• Work instructions
Reproduce each line of the material that follows, word for word.

• Supplied records
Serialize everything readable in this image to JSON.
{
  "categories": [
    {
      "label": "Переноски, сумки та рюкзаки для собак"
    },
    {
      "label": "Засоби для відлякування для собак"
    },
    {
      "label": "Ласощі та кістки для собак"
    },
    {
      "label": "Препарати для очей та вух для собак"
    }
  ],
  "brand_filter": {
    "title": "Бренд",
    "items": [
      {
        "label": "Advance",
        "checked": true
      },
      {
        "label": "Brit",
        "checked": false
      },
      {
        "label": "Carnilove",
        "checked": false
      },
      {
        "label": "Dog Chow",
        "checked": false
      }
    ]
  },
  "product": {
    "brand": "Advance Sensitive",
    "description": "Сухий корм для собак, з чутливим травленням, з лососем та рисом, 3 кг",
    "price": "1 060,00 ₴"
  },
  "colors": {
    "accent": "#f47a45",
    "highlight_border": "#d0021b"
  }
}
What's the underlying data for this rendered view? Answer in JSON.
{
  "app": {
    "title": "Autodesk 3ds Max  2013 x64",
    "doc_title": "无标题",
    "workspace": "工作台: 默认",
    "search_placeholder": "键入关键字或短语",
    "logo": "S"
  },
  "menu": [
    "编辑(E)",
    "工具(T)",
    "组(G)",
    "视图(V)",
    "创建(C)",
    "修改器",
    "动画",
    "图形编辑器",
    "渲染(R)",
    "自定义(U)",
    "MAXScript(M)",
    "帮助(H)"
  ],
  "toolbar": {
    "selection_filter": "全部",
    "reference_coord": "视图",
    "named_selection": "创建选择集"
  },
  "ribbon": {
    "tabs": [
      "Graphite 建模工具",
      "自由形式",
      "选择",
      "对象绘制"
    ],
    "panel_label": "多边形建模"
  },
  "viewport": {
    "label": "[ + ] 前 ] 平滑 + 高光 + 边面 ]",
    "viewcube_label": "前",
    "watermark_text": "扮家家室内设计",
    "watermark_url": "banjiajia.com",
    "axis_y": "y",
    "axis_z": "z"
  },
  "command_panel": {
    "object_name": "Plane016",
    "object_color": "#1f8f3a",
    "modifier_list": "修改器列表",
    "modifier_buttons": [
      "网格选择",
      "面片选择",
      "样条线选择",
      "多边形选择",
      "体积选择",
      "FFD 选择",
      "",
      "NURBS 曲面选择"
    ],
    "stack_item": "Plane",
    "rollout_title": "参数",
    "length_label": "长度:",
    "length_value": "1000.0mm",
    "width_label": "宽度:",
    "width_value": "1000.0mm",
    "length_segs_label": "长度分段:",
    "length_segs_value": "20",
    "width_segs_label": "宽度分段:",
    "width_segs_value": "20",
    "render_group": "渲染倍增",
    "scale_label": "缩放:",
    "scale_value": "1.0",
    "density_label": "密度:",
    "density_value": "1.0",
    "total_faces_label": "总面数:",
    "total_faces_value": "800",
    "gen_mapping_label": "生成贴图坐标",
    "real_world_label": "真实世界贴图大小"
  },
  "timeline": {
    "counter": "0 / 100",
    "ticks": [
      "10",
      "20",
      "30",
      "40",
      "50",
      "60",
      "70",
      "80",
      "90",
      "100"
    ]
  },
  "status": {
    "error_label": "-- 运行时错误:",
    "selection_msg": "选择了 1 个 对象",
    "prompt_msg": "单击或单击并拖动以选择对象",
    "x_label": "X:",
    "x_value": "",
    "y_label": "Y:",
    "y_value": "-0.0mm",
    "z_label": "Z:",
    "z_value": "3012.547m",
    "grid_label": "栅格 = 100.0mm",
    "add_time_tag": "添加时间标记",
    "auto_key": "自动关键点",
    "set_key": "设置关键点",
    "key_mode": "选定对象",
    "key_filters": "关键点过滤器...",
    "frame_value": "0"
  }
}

• Result for this task
Serialize everything readable in this image to JSON.
{
  "categories": [
    {
      "label": "Переноски, сумки та рюкзаки для собак"
    },
    {
      "label": "Засоби для відлякування для собак"
    },
    {
      "label": "Ласощі та кістки для собак"
    },
    {
      "label": "Препарати для очей та вух для собак"
    }
  ],
  "brand_filter": {
    "title": "Бренд",
    "items": [
      {
        "label": "Advance",
        "checked": true
      },
      {
        "label": "Brit",
        "checked": false
      },
      {
        "label": "Carnilove",
        "checked": false
      },
      {
        "label": "Dog Chow",
        "checked": false
      }
    ]
  },
  "product": {
    "brand": "Advance Sensitive",
    "description": "Сухий корм для собак, з чутливим травленням, з лососем та рисом, 3 кг",
    "price": "1 060,00 ₴"
  },
  "colors": {
    "accent": "#f47a45",
    "highlight_border": "#d0021b"
  }
}
What's the underlying data for this rendered view? Answer in JSON.
{
  "app": {
    "title": "Autodesk 3ds Max  2013 x64",
    "doc_title": "无标题",
    "workspace": "工作台: 默认",
    "search_placeholder": "键入关键字或短语",
    "logo": "S"
  },
  "menu": [
    "编辑(E)",
    "工具(T)",
    "组(G)",
    "视图(V)",
    "创建(C)",
    "修改器",
    "动画",
    "图形编辑器",
    "渲染(R)",
    "自定义(U)",
    "MAXScript(M)",
    "帮助(H)"
  ],
  "toolbar": {
    "selection_filter": "全部",
    "reference_coord": "视图",
    "named_selection": "创建选择集"
  },
  "ribbon": {
    "tabs": [
      "Graphite 建模工具",
      "自由形式",
      "选择",
      "对象绘制"
    ],
    "panel_label": "多边形建模"
  },
  "viewport": {
    "label": "[ + ] 前 ] 平滑 + 高光 + 边面 ]",
    "viewcube_label": "前",
    "watermark_text": "扮家家室内设计",
    "watermark_url": "banjiajia.com",
    "axis_y": "y",
    "axis_z": "z"
  },
  "command_panel": {
    "object_name": "Plane016",
    "object_color": "#1f8f3a",
    "modifier_list": "修改器列表",
    "modifier_buttons": [
      "网格选择",
      "面片选择",
      "样条线选择",
      "多边形选择",
      "体积选择",
      "FFD 选择",
      "",
      "NURBS 曲面选择"
    ],
    "stack_item": "Plane",
    "rollout_title": "参数",
    "length_label": "长度:",
    "length_value": "1000.0mm",
    "width_label": "宽度:",
    "width_value": "1000.0mm",
    "length_segs_label": "长度分段:",
    "length_segs_value": "20",
    "width_segs_label": "宽度分段:",
    "width_segs_value": "20",
    "render_group": "渲染倍增",
    "scale_label": "缩放:",
    "scale_value": "1.0",
    "density_label": "密度:",
    "density_value": "1.0",
    "total_faces_label": "总面数:",
    "total_faces_value": "800",
    "gen_mapping_label": "生成贴图坐标",
    "real_world_label": "真实世界贴图大小"
  },
  "timeline": {
    "counter": "0 / 100",
    "ticks": [
      "10",
      "20",
      "30",
      "40",
      "50",
      "60",
      "70",
      "80",
      "90",
      "100"
    ]
  },
  "status": {
    "error_label": "-- 运行时错误:",
    "selection_msg": "选择了 1 个 对象",
    "prompt_msg": "单击或单击并拖动以选择对象",
    "x_label": "X:",
    "x_value": "",
    "y_label": "Y:",
    "y_value": "-0.0mm",
    "z_label": "Z:",
    "z_value": "3012.547m",
    "grid_label": "栅格 = 100.0mm",
    "add_time_tag": "添加时间标记",
    "auto_key": "自动关键点",
    "set_key": "设置关键点",
    "key_mode": "选定对象",
    "key_filters": "关键点过滤器...",
    "frame_value": "0"
  }
}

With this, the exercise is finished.